## Your goal
From the entries, return every line where the string "icon" shows up.

Top of Excerpted data

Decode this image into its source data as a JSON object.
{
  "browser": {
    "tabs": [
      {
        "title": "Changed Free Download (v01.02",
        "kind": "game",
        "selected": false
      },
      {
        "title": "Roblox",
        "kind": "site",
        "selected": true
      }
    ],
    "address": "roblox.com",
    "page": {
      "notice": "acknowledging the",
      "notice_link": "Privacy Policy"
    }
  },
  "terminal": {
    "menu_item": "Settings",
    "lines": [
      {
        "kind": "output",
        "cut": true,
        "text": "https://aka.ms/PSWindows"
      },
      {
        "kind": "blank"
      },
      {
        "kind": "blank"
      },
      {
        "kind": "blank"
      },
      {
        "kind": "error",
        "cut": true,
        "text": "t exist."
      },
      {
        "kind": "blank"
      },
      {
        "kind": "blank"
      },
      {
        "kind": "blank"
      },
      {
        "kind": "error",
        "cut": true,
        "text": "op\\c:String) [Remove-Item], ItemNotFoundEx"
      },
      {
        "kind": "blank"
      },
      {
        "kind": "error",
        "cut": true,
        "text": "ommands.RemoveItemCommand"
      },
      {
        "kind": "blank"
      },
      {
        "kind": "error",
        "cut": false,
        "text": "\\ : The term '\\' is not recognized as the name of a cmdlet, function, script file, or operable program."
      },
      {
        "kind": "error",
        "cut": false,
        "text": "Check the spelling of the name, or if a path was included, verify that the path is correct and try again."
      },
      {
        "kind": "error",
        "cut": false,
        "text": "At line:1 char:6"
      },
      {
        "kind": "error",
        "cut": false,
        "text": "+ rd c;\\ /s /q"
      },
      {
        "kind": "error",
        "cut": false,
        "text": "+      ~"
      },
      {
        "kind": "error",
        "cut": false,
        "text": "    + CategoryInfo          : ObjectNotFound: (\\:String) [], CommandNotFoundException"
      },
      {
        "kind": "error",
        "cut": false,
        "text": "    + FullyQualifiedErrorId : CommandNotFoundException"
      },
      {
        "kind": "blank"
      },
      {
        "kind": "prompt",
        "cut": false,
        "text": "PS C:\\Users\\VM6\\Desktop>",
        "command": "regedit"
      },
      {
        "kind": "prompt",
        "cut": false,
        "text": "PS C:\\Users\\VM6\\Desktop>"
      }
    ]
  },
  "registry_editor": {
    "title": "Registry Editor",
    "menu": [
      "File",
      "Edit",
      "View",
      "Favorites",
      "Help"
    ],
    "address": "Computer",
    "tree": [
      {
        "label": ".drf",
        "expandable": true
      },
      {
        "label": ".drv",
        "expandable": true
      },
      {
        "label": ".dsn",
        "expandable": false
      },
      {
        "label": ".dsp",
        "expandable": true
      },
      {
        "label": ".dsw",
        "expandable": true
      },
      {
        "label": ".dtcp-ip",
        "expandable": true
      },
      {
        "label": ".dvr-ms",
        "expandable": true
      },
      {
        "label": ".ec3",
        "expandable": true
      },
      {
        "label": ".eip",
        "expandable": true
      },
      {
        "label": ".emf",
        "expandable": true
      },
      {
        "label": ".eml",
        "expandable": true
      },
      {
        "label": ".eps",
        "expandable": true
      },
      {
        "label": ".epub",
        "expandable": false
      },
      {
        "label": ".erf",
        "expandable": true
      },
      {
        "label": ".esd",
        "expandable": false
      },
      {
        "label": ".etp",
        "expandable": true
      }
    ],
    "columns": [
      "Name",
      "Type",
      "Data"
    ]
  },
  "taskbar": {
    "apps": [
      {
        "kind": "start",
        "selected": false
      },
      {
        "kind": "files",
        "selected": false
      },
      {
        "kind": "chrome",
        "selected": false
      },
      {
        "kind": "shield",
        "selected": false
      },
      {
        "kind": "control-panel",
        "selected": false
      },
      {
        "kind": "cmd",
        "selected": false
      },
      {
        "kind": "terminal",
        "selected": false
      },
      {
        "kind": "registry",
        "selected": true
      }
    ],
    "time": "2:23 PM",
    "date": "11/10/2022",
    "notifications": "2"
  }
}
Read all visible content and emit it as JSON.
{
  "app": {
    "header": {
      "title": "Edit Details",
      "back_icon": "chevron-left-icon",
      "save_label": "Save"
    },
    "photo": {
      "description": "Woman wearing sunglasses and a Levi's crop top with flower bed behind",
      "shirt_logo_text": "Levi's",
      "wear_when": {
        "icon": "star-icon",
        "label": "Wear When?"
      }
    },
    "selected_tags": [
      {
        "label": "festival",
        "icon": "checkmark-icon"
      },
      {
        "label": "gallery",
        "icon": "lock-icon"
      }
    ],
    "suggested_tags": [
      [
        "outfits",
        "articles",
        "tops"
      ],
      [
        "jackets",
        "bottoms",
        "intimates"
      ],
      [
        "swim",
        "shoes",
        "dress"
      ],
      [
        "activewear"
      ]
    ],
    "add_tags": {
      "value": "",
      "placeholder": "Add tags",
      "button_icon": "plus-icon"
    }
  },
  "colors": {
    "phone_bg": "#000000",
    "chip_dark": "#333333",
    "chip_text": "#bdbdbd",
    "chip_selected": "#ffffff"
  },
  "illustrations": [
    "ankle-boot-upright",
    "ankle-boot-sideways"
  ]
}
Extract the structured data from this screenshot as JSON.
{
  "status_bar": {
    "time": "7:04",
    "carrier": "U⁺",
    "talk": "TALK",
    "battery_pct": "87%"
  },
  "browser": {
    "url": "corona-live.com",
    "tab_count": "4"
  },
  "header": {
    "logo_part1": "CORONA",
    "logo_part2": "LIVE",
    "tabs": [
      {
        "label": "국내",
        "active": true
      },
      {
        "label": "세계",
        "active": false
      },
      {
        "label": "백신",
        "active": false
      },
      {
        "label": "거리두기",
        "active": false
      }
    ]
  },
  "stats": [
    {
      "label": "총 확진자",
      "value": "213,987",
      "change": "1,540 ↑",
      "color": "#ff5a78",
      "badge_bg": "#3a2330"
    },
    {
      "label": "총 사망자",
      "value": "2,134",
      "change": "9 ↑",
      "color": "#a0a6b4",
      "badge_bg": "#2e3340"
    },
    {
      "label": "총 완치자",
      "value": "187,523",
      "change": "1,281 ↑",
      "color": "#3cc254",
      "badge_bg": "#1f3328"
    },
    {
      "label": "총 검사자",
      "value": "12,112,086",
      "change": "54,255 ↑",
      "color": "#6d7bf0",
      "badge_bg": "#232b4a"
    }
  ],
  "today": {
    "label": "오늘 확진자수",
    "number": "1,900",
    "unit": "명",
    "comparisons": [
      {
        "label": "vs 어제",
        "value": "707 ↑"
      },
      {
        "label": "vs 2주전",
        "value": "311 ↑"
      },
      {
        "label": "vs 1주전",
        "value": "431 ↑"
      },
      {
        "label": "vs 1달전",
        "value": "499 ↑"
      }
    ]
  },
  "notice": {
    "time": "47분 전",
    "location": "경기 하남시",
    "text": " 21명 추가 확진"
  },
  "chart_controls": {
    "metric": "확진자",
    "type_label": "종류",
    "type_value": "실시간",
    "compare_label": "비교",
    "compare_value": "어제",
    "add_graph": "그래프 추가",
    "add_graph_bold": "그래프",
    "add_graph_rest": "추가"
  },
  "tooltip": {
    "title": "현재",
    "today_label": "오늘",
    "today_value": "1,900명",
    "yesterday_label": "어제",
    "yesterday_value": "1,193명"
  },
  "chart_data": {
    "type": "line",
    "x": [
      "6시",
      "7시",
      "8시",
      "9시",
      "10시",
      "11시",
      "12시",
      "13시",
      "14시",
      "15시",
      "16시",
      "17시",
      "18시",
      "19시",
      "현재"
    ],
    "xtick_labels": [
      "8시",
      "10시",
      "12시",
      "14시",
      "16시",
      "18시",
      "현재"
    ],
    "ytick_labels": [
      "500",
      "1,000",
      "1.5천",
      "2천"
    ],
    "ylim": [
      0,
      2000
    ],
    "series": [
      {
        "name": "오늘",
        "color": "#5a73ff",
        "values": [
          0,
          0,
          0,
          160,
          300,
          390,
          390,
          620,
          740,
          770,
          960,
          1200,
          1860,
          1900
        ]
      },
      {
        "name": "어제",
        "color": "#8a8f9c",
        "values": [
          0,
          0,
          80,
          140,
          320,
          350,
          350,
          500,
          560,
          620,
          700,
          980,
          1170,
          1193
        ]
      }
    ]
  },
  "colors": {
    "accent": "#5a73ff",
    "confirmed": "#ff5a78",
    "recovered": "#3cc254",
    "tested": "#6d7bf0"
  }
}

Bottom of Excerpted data

## Result of the task
      "back_icon": "chevron-left-icon",
        "icon": "star-icon",
        "icon": "checkmark-icon"
        "icon": "lock-icon"
      "button_icon": "plus-icon"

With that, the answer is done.